(Website and app data records)
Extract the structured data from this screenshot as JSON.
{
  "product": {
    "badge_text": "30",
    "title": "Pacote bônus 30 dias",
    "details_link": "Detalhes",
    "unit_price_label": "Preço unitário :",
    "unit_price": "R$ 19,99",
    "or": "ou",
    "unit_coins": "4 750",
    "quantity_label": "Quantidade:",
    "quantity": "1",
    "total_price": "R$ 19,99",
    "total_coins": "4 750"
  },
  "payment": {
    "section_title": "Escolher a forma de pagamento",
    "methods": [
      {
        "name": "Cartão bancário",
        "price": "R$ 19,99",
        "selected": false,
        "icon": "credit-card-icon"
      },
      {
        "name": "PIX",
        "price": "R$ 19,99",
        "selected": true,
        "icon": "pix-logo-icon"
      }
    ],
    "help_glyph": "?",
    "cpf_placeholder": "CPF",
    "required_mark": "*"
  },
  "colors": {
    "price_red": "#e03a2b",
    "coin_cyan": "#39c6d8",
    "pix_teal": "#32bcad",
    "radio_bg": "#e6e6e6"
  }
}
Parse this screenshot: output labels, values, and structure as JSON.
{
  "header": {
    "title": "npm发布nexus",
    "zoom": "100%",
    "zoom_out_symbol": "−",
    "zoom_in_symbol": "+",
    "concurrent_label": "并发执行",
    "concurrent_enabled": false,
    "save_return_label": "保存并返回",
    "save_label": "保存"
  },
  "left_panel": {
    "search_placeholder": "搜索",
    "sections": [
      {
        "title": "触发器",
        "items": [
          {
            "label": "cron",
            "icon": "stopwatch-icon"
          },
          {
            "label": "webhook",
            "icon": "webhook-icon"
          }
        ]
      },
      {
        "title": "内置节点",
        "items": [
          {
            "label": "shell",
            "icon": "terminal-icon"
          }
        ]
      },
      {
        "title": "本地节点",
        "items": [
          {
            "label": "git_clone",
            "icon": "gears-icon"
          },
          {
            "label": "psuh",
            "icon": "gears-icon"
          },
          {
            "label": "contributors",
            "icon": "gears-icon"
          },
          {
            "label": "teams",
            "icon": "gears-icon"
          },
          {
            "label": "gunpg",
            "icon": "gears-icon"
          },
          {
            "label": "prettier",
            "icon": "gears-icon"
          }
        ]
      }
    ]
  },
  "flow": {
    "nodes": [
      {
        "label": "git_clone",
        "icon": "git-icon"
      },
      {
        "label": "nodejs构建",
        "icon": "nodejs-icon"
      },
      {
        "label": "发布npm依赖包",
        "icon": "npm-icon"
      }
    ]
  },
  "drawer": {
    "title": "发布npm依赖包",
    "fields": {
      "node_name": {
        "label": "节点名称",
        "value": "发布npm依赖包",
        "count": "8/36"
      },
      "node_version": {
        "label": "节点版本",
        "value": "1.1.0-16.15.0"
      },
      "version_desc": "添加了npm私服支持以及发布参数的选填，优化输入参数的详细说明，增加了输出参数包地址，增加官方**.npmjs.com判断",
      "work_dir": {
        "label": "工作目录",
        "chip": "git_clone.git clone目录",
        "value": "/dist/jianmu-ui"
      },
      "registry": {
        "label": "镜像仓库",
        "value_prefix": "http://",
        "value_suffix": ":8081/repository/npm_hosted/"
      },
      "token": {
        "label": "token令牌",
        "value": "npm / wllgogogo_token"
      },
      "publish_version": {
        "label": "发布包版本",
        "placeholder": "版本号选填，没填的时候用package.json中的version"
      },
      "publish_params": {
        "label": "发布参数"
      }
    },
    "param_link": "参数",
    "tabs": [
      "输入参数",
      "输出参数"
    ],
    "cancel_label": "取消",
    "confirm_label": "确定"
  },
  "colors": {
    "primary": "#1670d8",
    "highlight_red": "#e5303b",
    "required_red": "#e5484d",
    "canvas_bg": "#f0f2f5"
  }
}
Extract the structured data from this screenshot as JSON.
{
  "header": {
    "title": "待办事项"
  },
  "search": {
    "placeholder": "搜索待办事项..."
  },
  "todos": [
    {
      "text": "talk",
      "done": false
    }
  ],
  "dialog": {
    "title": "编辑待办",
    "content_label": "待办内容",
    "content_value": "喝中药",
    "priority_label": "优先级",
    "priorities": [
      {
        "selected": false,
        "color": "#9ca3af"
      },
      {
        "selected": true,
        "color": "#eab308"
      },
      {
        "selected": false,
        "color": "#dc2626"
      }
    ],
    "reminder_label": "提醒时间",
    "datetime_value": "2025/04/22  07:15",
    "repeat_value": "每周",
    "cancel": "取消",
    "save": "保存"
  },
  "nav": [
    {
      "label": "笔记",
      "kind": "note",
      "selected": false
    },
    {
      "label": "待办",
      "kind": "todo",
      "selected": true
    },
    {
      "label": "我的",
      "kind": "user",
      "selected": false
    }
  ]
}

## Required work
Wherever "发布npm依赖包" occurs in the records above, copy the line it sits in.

## Written solution
        "label": "发布npm依赖包",
    "title": "发布npm依赖包",
        "value": "发布npm依赖包",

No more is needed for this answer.